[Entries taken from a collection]
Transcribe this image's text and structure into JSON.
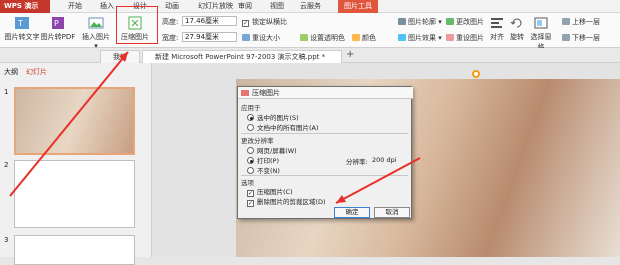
{
  "menubar": {
    "app": "WPS 演示",
    "items": [
      "开始",
      "插入",
      "设计",
      "动画",
      "幻灯片放映",
      "审阅",
      "视图",
      "云服务",
      "图片工具"
    ],
    "active": "图片工具"
  },
  "ribbon": {
    "pic_to_text": "图片转文字",
    "pic_to_pdf": "图片转PDF",
    "insert_pic": "插入图片 ▾",
    "compress": "压缩图片",
    "height_label": "高度:",
    "height_value": "17.46厘米",
    "width_label": "宽度:",
    "width_value": "27.94厘米",
    "lock_ratio": "锁定纵横比",
    "reset_size": "重设大小",
    "set_transparent": "设置透明色",
    "color": "颜色",
    "pic_outline": "图片轮廓 ▾",
    "pic_effect": "图片效果 ▾",
    "change_pic": "更改图片",
    "reset_pic": "重设图片",
    "align": "对齐",
    "rotate": "旋转",
    "selection_pane": "选择窗格",
    "group": "组合",
    "bring_forward": "上移一层",
    "send_backward": "下移一层"
  },
  "tabs": {
    "wps": "我的WPS",
    "doc": "新建 Microsoft PowerPoint 97-2003 演示文稿.ppt *",
    "add": "+"
  },
  "panel": {
    "outline_tab": "大纲",
    "slides_tab": "幻灯片",
    "slide_numbers": [
      "1",
      "2",
      "3"
    ]
  },
  "dialog": {
    "title": "压缩图片",
    "apply_to": "应用于",
    "opt_selected": "选中的图片(S)",
    "opt_all": "文档中的所有图片(A)",
    "change_res": "更改分辨率",
    "opt_web": "网页/屏幕(W)",
    "opt_print": "打印(P)",
    "opt_none": "不变(N)",
    "resolution_label": "分辨率:",
    "resolution_value": "200 dpi",
    "options": "选项",
    "compress_pic": "压缩图片(C)",
    "delete_crop": "删除图片的剪裁区域(D)",
    "ok": "确定",
    "cancel": "取消"
  },
  "colors": {
    "accent": "#c6372b",
    "annotation": "#e8302a"
  }
}
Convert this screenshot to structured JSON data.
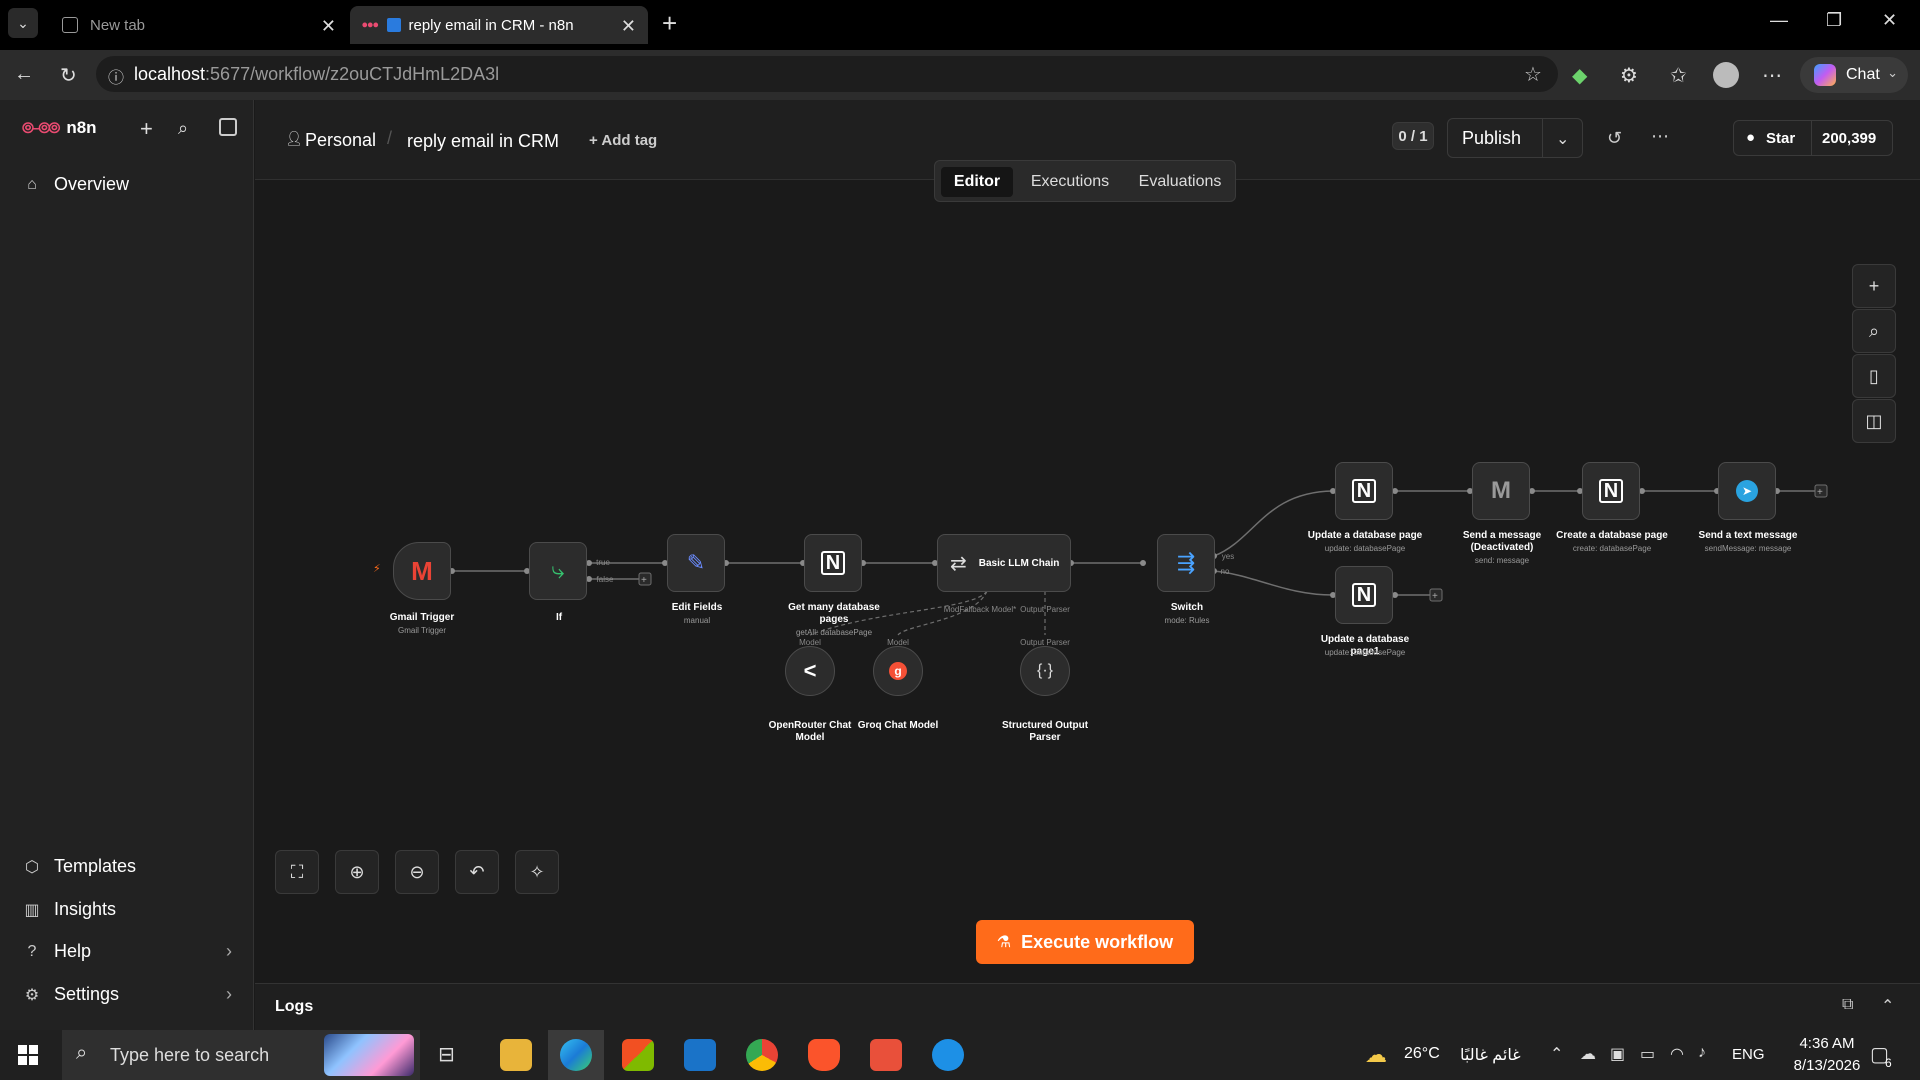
{
  "browser": {
    "tabs": [
      {
        "label": "New tab"
      },
      {
        "label": "reply email in CRM - n8n"
      }
    ],
    "url_host": "localhost",
    "url_path": ":5677/workflow/z2ouCTJdHmL2DA3l",
    "chat_label": "Chat"
  },
  "sidebar": {
    "brand": "n8n",
    "overview": "Overview",
    "bottom_items": [
      {
        "label": "Templates"
      },
      {
        "label": "Insights"
      },
      {
        "label": "Help"
      },
      {
        "label": "Settings"
      }
    ]
  },
  "header": {
    "project": "Personal",
    "workflow_name": "reply email in CRM",
    "add_tag": "+ Add tag",
    "counter": "0 / 1",
    "publish": "Publish",
    "star_label": "Star",
    "star_count": "200,399",
    "tabs": [
      {
        "label": "Editor"
      },
      {
        "label": "Executions"
      },
      {
        "label": "Evaluations"
      }
    ]
  },
  "nodes": {
    "gmail_trigger": {
      "label": "Gmail Trigger",
      "sub": "Gmail Trigger"
    },
    "if": {
      "label": "If",
      "true": "true",
      "false": "false"
    },
    "edit_fields": {
      "label": "Edit Fields",
      "sub": "manual"
    },
    "get_pages": {
      "label": "Get many database pages",
      "sub": "getAll: databasePage"
    },
    "llm_chain": {
      "label": "Basic LLM Chain",
      "port_model": "ModFallback Model*",
      "port_parser": "Output Parser"
    },
    "switch": {
      "label": "Switch",
      "sub": "mode: Rules",
      "yes": "yes",
      "no": "no"
    },
    "openrouter": {
      "label": "OpenRouter Chat Model",
      "port": "Model"
    },
    "groq": {
      "label": "Groq Chat Model",
      "port": "Model"
    },
    "parser": {
      "label": "Structured Output Parser",
      "port": "Output Parser"
    },
    "update_page": {
      "label": "Update a database page",
      "sub": "update: databasePage"
    },
    "send_message": {
      "label": "Send a message (Deactivated)",
      "sub": "send: message"
    },
    "create_page": {
      "label": "Create a database page",
      "sub": "create: databasePage"
    },
    "send_text": {
      "label": "Send a text message",
      "sub": "sendMessage: message"
    },
    "update_page1": {
      "label": "Update a database page1",
      "sub": "update: databasePage"
    }
  },
  "canvas": {
    "execute": "Execute workflow",
    "logs": "Logs"
  },
  "taskbar": {
    "search_placeholder": "Type here to search",
    "weather": "26°C",
    "weather_text": "غائم غالبًا",
    "language": "ENG",
    "time": "4:36 AM",
    "date": "8/13/2026",
    "notifications": "6"
  },
  "colors": {
    "accent": "#ff6b1a",
    "canvas_bg": "#1a1a1a",
    "node_bg": "#2c2c2c"
  }
}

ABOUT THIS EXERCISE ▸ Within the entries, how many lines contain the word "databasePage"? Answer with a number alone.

YOUR SOLUTION ▸ 4